I met my wife in Chicago. We divorced in 2000 but we're still good friends. She was flight attendant for United Airlines and I was a touring musician. After a while it was hard to coordinate a good relationship.
What are the differences between the scene in Chicago and the scene in Los Angeles?
Chicago is definitely better for the blues. It's to the blues what LA is to the movie industry. It's really that big, but at the same time, Chicago can get stuck in the blues a little too much and there are a lot of bands out there that play original rock n roll who have a hard time making it except SMASHING PUMPKINS.
When did you start the ANDY WALO GROUP?
I started it in 2002. I had a brief stint with a band called THE MAMA'S BOYS from Long Beach.
Who are the members of this band other than yourself?
It's me on guitar and vocals.
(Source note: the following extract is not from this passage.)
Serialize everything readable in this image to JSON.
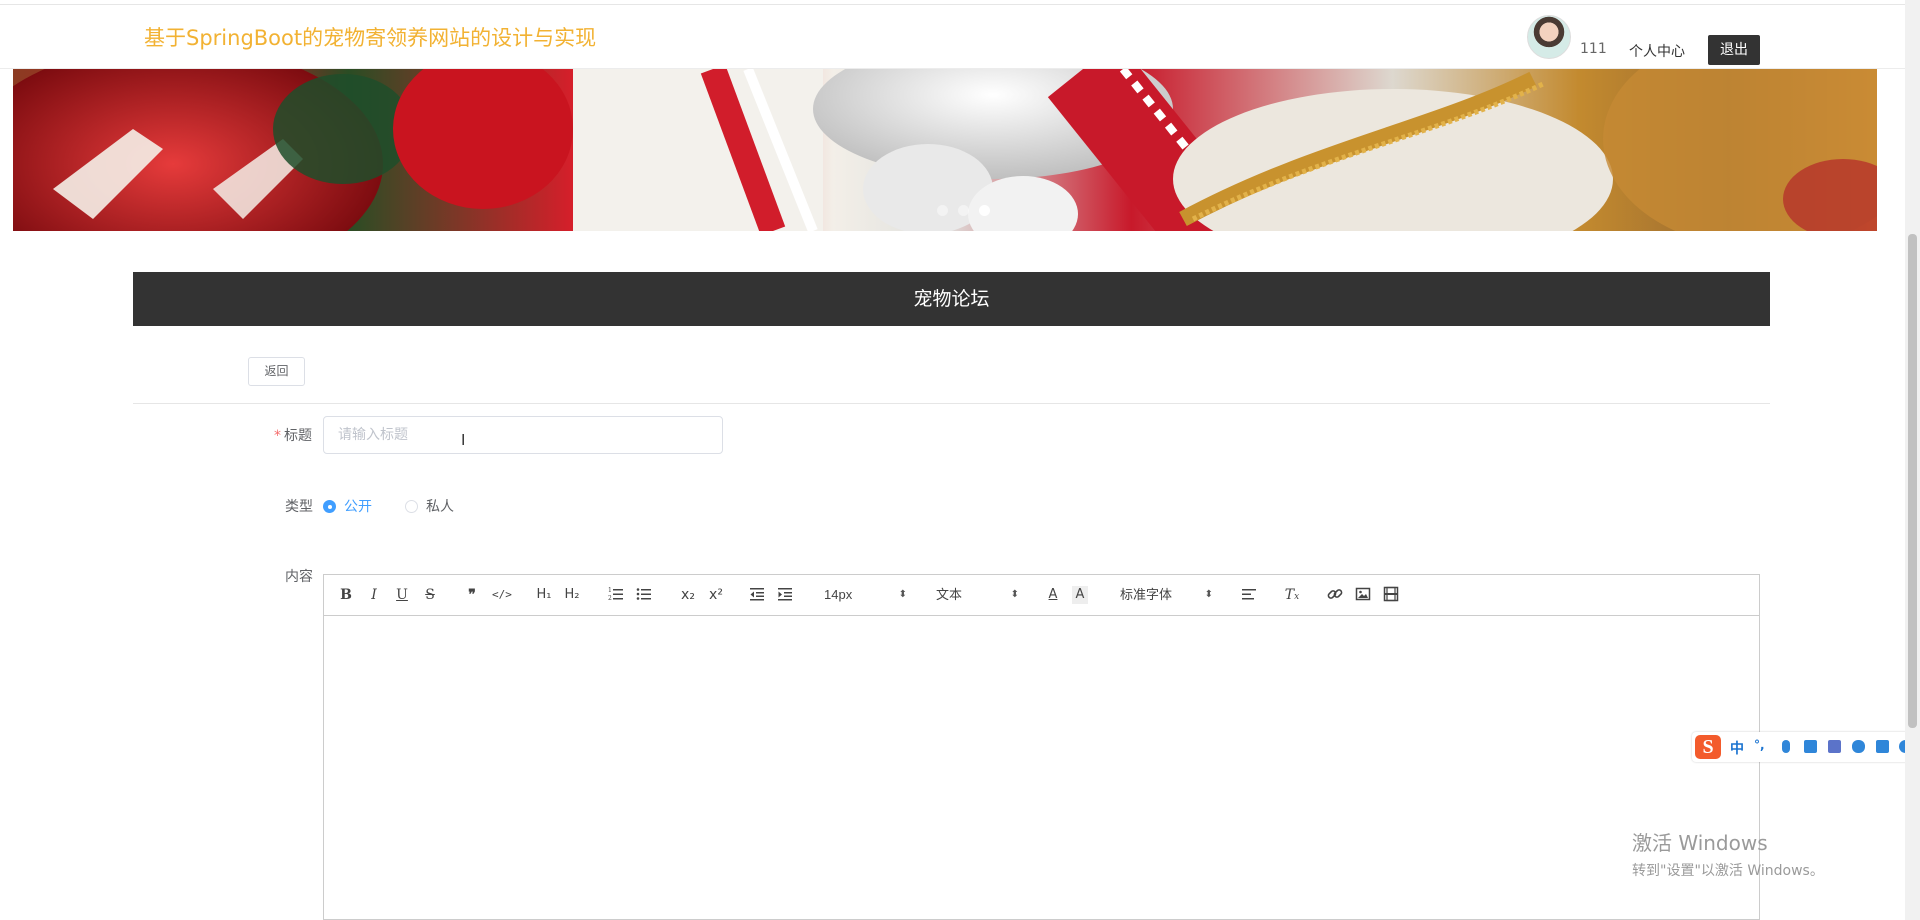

In Los Angeles it's hard to nail down a band so I've got two or three sets of rhythm sections on hand.
Tell me about the CD LIVE YOUR LIFE. Is this your first or your second?
It's my second but it's the first official release of the ANDY WALO GROUP. My first CD was just a compilation of recordings that I made back in Chicago.
And you're working on a new one at the moment?
Yes. I've got twenty new songs and I'm trying to pick the best ten or eleven because I don't think that a CD should be more than that. I expect to have it done sometime this year.
(The conversation is interrupted by an incoming call)
I don't think I'm gonna answer that.
It's probably my neighbor wanting to me to watch AMERICAN IDOL with her.
Yeah. Don't answer that. This country is really turning into an AMERICAN IDOL culture.
I know it's frightening!
It's like a big Karaoke show. It's kind of disturbing the thought that you can vote in an artist
That's what is so frightening. This country can't even pick a president.
what we need is another show like - I can't think of what it was called but he had THE BEATLES and THE DOORS and -
THE ED SULLIVAN SHOW
Yeah. That guy had all of these great artists on his show and ti was live. It was all real.
There was another show back in the seventies.
Was it that DICK CLARK thing.
No, that was AMERICAN BANDSTAND. This other show was called MIDNIGHT SPECIAL. This was the days before MTV where you had all of these great bands playing live.
They should bring that back. I think that kids are really into rock n roll again. A lot of the shows that we do we've got these twenty two year old kids rocking out to what these guys in their 30's are playing. The last few years have changed for the better. I think it's cool to have a guitar again. So, I think there's hope.